CASPER — Outdoor recreation is poised to become more accessible.
A bill to modernize mapping of federal lands that was championed by Wyoming’s U.S. senators cleared Congress last week and headed to the president’s desk.
The Modernizing Access to Our Public Land, or MAPLand, Act allocates $47 million to federal land management agencies for the digitization and online publication of maps detailing how public lands can be accessed, when roads and trails are open or closed, what types of vehicles are permitted on those roads and where certain activities, such as hunting, fishing and shooting, are allowed.
Sens. John Barrasso and Cynthia Lummis, Republicans from Wyoming, both co-sponsored the bill, which was introduced in the Senate a year ago and in the House of Representatives last May. Approved by the House last month, the bill cleared the Senate by unanimous consent vote last week.
“The legislation will help boost our growing outdoor recreation industry, as well as the many businesses located near or on public lands,” Barrasso wrote in a Casper Star-Tribune column last year.

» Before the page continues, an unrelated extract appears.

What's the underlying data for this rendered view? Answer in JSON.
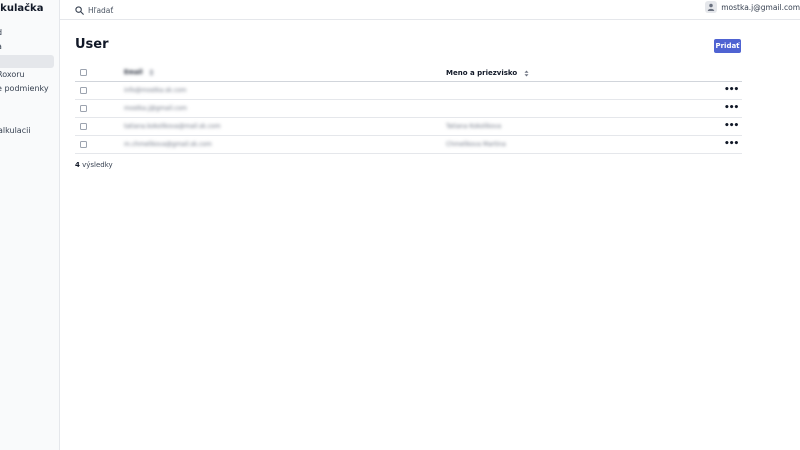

Much of Wyoming’s public land is surrounded on all sides by private land. Under current state law, it’s unclear whether the controversial practice of corner crossing — stepping from the corner of one private-landlocked parcel of public land to another — is legal or not.
As Barrasso’s column noted, nondigitized agency records, including agreements with landowners allowing access to public lands via private property, can be inaccessible to recreationists.
“The bill will help fishermen, hunters, and hikers to easily plan their adventures,” Barrasso said in a statement Friday.
Some of the West’s most prominent outdoors and conservation groups have watched the bill’s progress closely and celebrated its passage last week.
“Inadequate or faulty data can spell disaster for the public land hunter,” Land Tawney, president and CEO of Montana-based Backcountry Hunters and Anglers, said in a statement. “The importance of reliable, comprehensive information on access opportunities on our public lands cannot be overstated.”